* WHAT THE TASK ASKS *
Determine how many lines in the records hold "JSON", then give that number by itself.

* WORKING DATA *
################

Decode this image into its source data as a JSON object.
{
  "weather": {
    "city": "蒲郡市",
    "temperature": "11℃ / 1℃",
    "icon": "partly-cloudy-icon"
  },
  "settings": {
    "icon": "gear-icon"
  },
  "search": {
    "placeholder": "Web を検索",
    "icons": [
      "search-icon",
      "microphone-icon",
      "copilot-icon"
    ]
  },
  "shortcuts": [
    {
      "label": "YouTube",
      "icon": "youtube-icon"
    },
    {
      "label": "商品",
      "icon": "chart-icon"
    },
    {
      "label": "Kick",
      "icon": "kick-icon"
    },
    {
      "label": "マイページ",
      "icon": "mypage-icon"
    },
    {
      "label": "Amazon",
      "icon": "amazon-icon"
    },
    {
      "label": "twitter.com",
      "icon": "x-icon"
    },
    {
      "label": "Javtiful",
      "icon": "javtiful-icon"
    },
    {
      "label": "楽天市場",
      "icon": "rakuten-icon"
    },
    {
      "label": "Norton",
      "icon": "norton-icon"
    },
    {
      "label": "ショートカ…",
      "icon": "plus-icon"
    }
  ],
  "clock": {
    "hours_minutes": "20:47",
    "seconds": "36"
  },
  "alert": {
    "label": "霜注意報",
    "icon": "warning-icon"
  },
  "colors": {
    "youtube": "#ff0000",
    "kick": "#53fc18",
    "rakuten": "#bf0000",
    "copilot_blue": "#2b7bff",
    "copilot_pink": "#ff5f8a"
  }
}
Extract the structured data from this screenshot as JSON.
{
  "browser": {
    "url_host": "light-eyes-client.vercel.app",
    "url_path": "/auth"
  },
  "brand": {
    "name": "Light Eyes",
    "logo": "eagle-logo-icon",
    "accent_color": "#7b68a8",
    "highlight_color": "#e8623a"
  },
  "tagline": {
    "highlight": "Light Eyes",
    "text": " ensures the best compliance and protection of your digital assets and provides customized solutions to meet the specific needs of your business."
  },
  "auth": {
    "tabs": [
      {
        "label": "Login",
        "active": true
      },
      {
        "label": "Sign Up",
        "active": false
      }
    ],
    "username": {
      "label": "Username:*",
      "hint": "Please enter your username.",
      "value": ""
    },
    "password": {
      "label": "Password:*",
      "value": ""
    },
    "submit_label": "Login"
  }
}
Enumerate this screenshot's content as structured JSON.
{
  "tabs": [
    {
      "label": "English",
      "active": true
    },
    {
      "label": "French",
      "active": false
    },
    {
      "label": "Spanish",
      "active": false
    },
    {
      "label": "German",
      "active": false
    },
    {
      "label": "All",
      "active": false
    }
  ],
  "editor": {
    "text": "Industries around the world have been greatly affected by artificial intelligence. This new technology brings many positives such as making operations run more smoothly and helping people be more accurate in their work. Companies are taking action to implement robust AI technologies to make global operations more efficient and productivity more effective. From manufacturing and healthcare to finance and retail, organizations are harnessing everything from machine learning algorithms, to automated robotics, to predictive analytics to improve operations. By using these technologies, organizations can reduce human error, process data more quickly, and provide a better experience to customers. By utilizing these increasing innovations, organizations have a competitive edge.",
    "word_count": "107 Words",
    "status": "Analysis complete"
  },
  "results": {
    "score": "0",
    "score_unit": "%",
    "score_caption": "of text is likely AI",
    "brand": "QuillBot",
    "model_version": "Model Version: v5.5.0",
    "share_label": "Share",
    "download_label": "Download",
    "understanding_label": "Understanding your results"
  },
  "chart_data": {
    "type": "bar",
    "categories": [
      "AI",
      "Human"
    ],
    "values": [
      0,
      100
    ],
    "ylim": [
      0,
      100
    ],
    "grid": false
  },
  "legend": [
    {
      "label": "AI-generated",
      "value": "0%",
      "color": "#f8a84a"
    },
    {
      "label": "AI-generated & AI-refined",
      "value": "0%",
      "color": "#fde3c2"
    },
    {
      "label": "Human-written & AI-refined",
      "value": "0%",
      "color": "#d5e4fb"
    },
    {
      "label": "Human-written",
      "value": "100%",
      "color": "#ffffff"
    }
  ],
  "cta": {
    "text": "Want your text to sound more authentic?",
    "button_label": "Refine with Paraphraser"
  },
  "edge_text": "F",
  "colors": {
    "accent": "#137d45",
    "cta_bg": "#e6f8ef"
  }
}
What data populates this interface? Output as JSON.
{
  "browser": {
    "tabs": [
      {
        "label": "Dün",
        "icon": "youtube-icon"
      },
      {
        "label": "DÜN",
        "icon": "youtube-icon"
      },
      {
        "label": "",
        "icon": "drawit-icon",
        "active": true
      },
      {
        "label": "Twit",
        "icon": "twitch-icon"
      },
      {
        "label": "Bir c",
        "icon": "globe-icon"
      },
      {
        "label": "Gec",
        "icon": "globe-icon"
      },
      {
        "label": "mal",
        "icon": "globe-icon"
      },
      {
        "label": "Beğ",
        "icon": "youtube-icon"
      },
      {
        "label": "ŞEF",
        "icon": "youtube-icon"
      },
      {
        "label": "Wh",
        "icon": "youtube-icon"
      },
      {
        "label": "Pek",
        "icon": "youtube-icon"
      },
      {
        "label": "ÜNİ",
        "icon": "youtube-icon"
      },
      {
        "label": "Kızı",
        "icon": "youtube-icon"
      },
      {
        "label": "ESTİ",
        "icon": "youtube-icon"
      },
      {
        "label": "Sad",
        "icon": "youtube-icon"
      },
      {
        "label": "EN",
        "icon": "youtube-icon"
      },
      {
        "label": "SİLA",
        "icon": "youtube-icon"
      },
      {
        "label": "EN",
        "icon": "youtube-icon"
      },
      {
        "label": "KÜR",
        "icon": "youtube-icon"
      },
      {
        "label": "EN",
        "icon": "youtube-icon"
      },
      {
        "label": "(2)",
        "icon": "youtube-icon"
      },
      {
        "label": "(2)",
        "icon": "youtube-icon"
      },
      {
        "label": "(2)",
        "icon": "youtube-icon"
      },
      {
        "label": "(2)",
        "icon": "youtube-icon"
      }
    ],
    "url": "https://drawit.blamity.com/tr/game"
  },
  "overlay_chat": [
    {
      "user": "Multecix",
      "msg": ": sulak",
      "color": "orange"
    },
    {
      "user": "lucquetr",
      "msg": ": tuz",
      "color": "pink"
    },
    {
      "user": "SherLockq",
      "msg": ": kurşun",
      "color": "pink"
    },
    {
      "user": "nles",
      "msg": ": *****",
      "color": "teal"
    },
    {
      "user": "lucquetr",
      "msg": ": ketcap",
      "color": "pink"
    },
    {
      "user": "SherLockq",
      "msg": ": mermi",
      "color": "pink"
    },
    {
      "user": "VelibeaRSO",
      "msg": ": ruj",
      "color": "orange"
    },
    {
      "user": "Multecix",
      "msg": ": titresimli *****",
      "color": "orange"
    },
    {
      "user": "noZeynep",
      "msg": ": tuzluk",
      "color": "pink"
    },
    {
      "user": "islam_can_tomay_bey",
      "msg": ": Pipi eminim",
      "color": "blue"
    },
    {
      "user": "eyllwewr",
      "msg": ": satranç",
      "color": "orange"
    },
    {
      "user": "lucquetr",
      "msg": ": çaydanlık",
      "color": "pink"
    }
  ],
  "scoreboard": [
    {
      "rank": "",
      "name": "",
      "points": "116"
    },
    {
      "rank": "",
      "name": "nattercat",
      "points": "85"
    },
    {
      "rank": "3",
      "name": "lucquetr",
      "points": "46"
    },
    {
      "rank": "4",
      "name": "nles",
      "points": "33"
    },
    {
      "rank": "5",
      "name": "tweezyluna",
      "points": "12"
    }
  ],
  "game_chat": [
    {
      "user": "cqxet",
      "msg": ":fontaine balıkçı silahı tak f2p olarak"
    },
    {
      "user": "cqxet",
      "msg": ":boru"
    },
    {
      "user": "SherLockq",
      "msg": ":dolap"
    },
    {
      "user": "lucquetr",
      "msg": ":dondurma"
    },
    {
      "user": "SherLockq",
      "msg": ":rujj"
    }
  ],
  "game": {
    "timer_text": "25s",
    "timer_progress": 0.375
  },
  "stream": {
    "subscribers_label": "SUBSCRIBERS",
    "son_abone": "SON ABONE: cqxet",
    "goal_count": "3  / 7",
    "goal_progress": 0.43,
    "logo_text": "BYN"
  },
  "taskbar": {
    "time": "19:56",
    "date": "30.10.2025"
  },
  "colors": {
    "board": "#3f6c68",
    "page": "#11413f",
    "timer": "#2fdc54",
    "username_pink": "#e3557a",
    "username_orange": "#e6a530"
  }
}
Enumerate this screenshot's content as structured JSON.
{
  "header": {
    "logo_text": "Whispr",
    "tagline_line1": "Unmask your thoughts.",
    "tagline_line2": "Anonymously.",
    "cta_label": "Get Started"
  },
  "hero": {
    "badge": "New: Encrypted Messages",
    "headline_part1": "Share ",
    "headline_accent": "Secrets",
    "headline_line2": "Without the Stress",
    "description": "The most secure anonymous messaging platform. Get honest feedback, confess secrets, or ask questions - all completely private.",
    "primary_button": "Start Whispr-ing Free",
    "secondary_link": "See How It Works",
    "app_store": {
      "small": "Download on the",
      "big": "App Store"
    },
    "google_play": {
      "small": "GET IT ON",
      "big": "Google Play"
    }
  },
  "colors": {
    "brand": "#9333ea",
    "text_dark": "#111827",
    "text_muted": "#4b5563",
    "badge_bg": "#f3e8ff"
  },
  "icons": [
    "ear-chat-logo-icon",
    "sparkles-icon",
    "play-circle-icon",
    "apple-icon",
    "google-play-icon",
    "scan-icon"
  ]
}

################

* RESULT OF THE EXERCISE *
5